Easter is the high point of the Christian year. We remember the turning point of history. On Good Friday, we recall God Himself being torn apart as Christ bore our sins on the cross. On Easter Sunday, we celebrate the destruction of our greatest enemy (death) & the prospect of life eternal.
Given the importance of this weekend, how can we best prepare? One way is to look back to how Jesus prepared with his friends. In John 13, we are told how Jesus spent part of his final meal with them: washing feet. He knew the hour had come for him to leave this world (13v1) & that Judas Iscariot was committed to betrayal (13v2). So, Jesus left the table & started doing what was normally the task of lowly servants. On dusty unsealed roads, sandalled feet would get fairly unpleasant & required cleaning – but not by an esteemed teacher. But he explained it this way:
When he had washed their feet and put on his outer garments and resumed his place, he said to them, “Do you understand what I have done to you? You call me Teacher and Lord, and you are right, for so I am. If I then, your Lord and Teacher, have washed your feet, you also ought to wash one another’s feet. For I have given you an example, that you also should do just as I have done to you. Truly, truly, I say to you, a servant is not greater than his master, nor is a messenger greater than the one who sent him. If you know these things, blessed are you if you do them. (John 13v12-17)
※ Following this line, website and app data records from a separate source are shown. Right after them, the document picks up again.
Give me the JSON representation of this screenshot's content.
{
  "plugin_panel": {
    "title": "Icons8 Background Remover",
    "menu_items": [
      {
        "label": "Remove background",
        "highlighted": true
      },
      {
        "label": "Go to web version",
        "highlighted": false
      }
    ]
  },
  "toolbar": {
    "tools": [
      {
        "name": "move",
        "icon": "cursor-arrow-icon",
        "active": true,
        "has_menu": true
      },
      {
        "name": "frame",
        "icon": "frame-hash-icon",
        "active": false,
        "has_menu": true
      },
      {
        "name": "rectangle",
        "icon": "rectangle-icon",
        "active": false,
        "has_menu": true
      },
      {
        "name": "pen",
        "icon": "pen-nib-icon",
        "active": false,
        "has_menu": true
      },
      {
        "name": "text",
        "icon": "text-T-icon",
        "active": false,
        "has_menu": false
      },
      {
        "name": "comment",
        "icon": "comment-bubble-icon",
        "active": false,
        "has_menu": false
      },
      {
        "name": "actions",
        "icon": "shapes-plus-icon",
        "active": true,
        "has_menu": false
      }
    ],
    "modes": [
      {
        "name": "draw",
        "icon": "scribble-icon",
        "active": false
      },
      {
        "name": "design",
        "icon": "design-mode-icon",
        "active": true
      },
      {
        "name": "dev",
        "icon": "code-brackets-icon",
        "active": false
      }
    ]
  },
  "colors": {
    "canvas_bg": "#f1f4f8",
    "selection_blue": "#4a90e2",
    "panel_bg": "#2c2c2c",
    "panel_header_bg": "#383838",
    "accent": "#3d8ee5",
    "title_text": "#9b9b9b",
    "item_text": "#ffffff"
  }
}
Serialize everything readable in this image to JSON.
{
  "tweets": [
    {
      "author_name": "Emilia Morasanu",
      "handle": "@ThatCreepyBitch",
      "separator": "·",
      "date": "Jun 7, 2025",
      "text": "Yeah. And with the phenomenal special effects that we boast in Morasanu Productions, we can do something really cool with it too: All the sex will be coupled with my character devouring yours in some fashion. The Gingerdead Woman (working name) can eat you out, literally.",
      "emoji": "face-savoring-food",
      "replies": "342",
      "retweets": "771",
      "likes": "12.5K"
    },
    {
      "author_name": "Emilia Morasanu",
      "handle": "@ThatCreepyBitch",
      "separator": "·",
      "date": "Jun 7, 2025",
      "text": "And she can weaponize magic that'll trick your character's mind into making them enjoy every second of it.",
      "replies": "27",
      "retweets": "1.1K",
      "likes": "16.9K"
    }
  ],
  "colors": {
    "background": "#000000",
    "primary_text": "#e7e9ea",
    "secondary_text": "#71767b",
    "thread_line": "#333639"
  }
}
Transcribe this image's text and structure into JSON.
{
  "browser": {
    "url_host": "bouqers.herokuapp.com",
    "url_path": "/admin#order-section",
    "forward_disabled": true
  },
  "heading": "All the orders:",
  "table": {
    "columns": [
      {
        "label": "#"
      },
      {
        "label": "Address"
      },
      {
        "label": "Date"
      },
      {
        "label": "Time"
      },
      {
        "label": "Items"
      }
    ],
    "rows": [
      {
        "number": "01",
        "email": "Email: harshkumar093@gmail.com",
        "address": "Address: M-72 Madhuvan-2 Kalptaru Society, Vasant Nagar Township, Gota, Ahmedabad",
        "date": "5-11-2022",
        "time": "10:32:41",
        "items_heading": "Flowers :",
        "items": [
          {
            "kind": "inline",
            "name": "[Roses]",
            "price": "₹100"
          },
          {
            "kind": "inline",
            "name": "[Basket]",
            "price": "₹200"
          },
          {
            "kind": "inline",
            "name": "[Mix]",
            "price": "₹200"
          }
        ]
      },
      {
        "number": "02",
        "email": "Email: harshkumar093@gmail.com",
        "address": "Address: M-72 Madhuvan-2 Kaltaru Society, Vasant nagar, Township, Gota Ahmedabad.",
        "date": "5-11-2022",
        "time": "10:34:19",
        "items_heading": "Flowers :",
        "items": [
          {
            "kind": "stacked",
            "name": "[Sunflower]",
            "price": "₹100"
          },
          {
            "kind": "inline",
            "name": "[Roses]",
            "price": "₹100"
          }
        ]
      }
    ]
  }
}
He did it that they might grasp that what was about to happen to Jesus was him choosing to serve. Our challenge in preparing for Easter is to make sure we reflect that service. Two ways to attempt it:
First, make space to recall how you’ve been served. Don Carson reflects on Jesus last night with His friends (John 13-17):
‘Perhaps one of the most amazing features of this ‘Farewell discourse’, as it has come to be called, is its beginning. It is Jesus who is going to the agony of the cross; it is Jesus who is troubled in spirit. Yet on this night when of all nights it would have been appropriate for his disciples to encourage him & support him, we discover that they can only see their loss. Jesus therefore must encourage them. On the very night he is to taste death on their behalf, he speaks to their confused bewilderment, fickle faith, dim vision & self-absorption; and he says: ‘Do not let your hearts be troubled…’
Easter reminds us how God sees us in all our weakness, frailty & failure – our inability to serve Him properly – & chooses to serve us completely. On Good Friday it is Jesus, not us, declaring ‘it is finished’. The cleansing of sin & promise of new life is completely done for us. We celebrate because we don’t have to go on long pilgrimages or complex rituals. But it is important that we take the time to appreciate the gift. Make space in the week to pray & to read the ‘passion narratives’ (Matthew’s on Monday, Mark’s on Tuesday etc). Plan the services you’ll be at to join with God’s people & celebrate together. Even if you are going to be away, attend a local service. Create the circumstances to recall His service.
Second, consider who you are serving. Jesus’ sacrifice is a model for us – & it would be foolish for our celebration of Easter to become self-interested. Set aside some of the extra time off to help those with need. Many of our friends & neighbours don’t know the comfort of this weekend; consider who you could serve by sharing the message of Easter with.
Framed in service, I trust this Easter will be a high point of your year!
Mark Smith | Senior Minister